• _Recorded data_:
● ● ●

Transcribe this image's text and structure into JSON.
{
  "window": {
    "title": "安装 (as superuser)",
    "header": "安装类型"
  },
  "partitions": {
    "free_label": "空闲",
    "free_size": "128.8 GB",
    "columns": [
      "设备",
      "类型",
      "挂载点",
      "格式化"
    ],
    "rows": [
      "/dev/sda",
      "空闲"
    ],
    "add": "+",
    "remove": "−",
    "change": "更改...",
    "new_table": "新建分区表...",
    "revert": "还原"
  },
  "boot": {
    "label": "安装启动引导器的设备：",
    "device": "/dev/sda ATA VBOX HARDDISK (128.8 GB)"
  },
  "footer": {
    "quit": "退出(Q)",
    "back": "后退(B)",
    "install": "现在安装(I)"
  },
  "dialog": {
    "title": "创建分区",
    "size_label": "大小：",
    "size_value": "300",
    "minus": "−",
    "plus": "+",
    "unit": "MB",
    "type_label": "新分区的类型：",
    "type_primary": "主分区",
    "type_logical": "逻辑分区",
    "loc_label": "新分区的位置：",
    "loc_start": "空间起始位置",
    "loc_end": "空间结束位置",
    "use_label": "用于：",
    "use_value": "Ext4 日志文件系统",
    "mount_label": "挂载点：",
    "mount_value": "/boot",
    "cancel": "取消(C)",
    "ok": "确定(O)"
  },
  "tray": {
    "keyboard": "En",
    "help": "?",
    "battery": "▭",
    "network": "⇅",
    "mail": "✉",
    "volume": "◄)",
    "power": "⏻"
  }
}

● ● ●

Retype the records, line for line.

Transcribe this image's text and structure into JSON.
{
  "window": {
    "title": "安装 (as superuser)",
    "header": "安装类型"
  },
  "partitions": {
    "free_label": "空闲",
    "free_size": "128.8 GB",
    "columns": [
      "设备",
      "类型",
      "挂载点",
      "格式化"
    ],
    "rows": [
      "/dev/sda",
      "空闲"
    ],
    "add": "+",
    "remove": "−",
    "change": "更改...",
    "new_table": "新建分区表...",
    "revert": "还原"
  },
  "boot": {
    "label": "安装启动引导器的设备：",
    "device": "/dev/sda ATA VBOX HARDDISK (128.8 GB)"
  },
  "footer": {
    "quit": "退出(Q)",
    "back": "后退(B)",
    "install": "现在安装(I)"
  },
  "dialog": {
    "title": "创建分区",
    "size_label": "大小：",
    "size_value": "300",
    "minus": "−",
    "plus": "+",
    "unit": "MB",
    "type_label": "新分区的类型：",
    "type_primary": "主分区",
    "type_logical": "逻辑分区",
    "loc_label": "新分区的位置：",
    "loc_start": "空间起始位置",
    "loc_end": "空间结束位置",
    "use_label": "用于：",
    "use_value": "Ext4 日志文件系统",
    "mount_label": "挂载点：",
    "mount_value": "/boot",
    "cancel": "取消(C)",
    "ok": "确定(O)"
  },
  "tray": {
    "keyboard": "En",
    "help": "?",
    "battery": "▭",
    "network": "⇅",
    "mail": "✉",
    "volume": "◄)",
    "power": "⏻"
  }
}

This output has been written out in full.